Description of the task. Among the entries, which lines carry the string "JSON"? Copy every one.

Page and application data records.
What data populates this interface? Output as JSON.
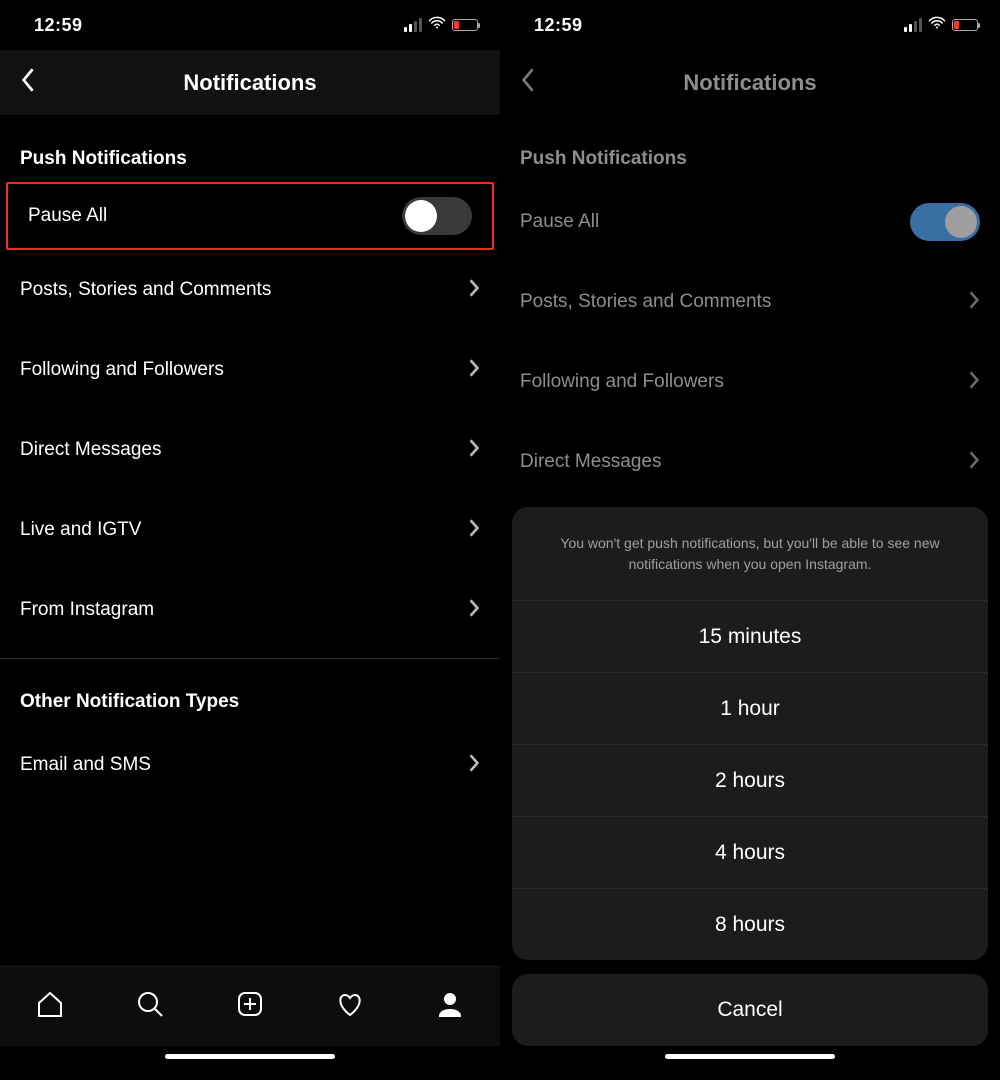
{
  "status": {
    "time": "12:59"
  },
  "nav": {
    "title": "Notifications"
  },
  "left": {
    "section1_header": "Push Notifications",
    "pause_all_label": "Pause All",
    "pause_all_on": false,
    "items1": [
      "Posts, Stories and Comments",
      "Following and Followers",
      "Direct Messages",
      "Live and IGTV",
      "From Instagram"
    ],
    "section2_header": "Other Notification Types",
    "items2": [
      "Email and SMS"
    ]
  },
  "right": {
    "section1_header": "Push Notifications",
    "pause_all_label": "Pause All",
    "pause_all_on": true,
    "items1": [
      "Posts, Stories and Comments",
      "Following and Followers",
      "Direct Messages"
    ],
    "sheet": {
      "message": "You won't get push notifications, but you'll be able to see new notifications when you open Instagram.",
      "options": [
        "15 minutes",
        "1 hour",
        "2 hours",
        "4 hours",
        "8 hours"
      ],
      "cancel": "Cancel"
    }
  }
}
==
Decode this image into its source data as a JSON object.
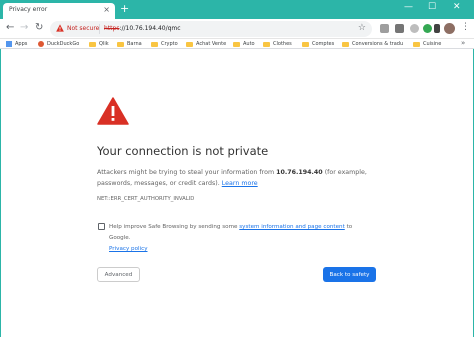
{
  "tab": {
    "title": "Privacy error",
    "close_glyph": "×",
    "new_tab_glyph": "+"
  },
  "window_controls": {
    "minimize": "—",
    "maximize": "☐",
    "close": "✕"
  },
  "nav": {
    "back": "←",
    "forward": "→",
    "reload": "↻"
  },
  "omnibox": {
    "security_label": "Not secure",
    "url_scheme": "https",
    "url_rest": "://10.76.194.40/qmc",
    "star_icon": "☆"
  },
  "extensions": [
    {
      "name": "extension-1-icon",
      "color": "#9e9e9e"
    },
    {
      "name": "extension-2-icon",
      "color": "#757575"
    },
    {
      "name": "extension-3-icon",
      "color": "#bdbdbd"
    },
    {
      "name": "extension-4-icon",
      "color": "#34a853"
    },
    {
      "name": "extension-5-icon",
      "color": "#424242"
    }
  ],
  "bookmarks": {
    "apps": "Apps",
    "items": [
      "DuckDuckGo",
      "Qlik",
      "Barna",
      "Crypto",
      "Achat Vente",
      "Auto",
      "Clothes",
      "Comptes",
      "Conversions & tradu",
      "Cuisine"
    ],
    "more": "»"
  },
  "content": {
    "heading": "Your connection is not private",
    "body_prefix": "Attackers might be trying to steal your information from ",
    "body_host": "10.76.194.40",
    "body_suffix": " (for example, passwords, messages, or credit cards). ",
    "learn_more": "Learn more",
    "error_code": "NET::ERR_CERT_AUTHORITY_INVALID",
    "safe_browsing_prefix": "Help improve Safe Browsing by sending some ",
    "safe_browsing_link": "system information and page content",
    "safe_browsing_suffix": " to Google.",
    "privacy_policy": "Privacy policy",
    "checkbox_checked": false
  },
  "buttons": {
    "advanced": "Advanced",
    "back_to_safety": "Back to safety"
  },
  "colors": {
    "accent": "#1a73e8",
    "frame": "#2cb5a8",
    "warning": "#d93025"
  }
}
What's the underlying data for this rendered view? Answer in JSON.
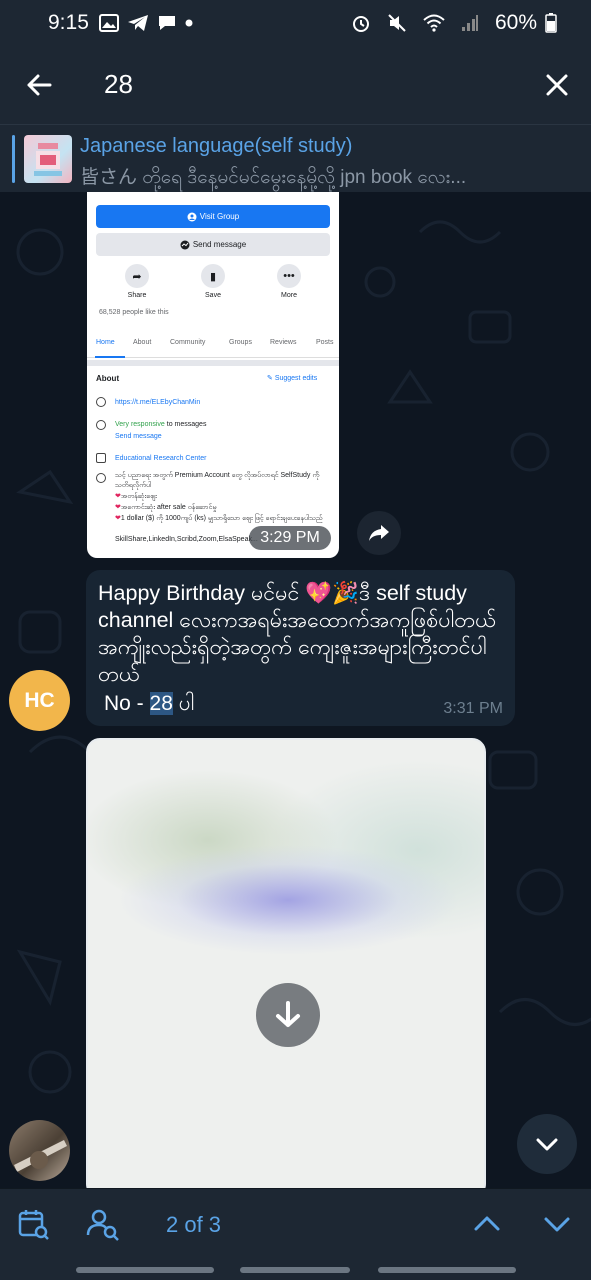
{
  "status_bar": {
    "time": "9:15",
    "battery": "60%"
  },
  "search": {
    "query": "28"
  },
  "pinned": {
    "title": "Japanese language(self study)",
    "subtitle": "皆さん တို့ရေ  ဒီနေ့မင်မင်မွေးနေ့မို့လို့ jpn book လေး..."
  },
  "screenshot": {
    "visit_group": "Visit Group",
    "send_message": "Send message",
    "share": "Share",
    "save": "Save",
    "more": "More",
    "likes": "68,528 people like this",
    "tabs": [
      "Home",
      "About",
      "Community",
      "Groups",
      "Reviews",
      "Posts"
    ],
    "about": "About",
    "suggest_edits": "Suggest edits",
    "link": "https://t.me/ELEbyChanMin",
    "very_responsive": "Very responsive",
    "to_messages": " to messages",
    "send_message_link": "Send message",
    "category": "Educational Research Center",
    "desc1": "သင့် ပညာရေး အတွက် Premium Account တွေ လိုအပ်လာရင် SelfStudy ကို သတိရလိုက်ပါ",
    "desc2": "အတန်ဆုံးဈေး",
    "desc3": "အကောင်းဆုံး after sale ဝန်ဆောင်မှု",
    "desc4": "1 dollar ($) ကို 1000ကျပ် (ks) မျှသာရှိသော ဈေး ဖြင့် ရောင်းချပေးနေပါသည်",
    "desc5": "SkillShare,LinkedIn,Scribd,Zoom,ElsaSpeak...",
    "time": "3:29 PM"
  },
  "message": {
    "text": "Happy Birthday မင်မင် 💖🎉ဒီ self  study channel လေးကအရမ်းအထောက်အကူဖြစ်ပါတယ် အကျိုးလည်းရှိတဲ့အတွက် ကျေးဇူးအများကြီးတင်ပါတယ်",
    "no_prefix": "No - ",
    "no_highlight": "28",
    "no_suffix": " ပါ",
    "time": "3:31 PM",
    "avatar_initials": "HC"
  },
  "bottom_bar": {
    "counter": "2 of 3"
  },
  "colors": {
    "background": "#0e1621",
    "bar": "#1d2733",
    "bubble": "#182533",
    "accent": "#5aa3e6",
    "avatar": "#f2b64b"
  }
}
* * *
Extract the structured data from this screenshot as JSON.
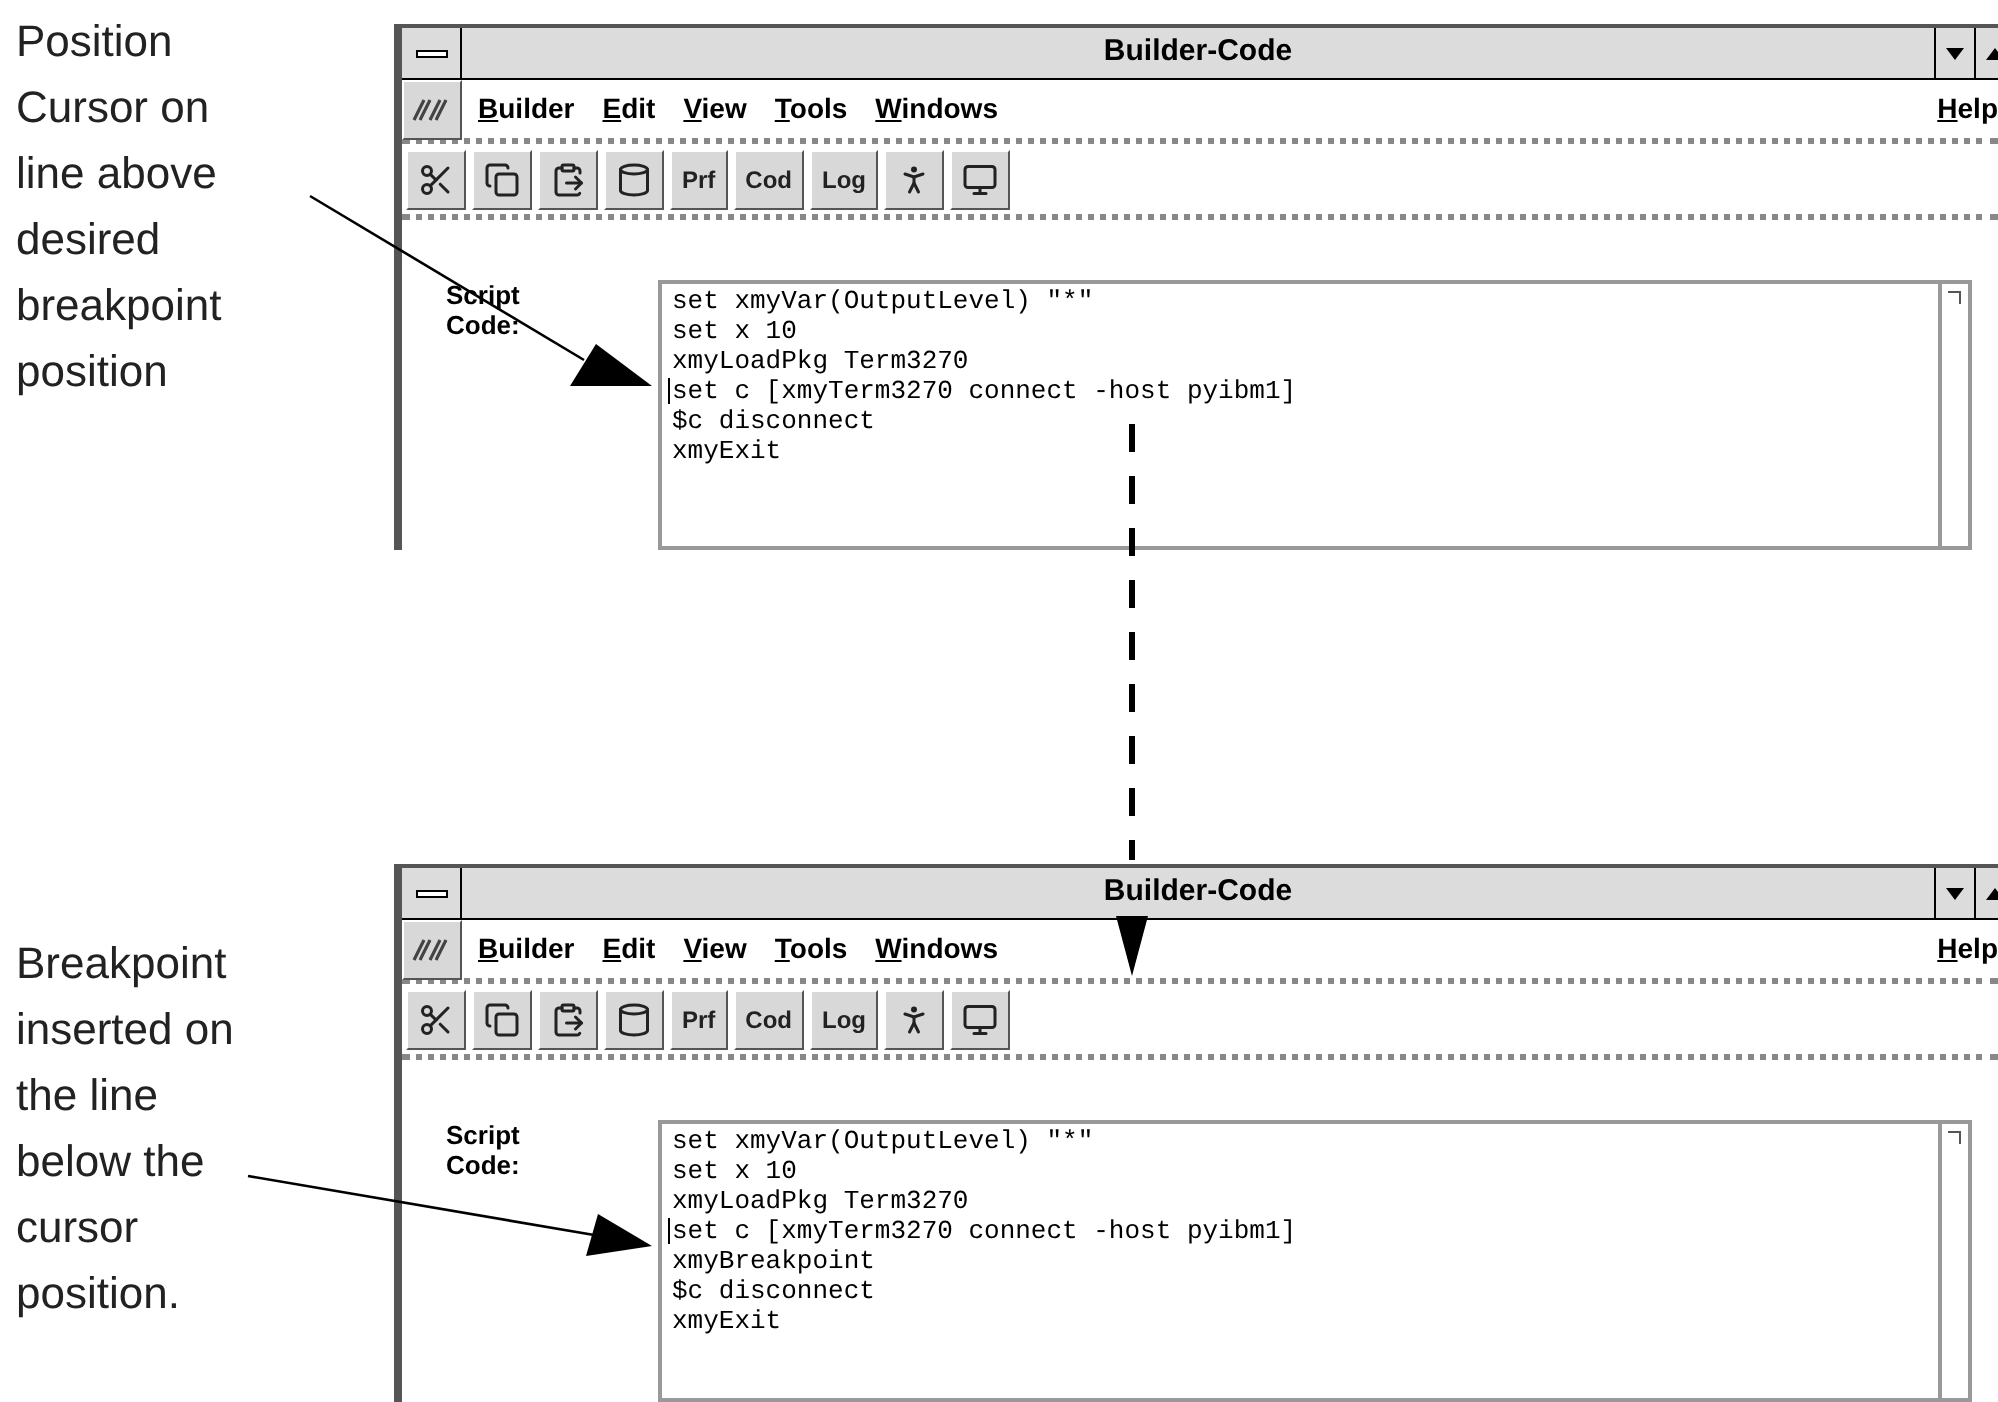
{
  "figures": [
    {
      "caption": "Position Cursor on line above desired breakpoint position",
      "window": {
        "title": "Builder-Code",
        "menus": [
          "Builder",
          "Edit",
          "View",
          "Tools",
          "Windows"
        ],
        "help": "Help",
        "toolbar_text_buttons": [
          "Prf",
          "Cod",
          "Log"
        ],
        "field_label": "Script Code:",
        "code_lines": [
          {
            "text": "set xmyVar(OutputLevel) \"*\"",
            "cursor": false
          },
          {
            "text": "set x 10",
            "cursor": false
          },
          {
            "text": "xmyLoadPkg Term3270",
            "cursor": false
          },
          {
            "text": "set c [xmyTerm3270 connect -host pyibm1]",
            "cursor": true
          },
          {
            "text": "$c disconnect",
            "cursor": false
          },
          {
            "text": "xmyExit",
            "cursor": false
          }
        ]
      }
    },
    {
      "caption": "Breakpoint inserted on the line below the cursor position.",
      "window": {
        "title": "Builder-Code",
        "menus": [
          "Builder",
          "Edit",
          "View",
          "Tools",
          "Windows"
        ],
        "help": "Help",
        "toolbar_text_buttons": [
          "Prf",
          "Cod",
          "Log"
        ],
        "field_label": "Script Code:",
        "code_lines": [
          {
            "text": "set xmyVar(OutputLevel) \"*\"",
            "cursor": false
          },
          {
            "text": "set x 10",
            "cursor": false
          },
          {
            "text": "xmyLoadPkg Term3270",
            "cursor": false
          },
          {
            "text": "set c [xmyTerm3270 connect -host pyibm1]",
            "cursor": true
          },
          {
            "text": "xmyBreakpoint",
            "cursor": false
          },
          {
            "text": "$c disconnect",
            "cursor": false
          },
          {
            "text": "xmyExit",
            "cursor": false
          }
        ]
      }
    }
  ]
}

Written reply.
What data populates this interface? Output as JSON.
Decode this image into its source data as a JSON object.
What's the underlying data for this rendered view? Answer in JSON.
Extract the structured data from this screenshot as JSON.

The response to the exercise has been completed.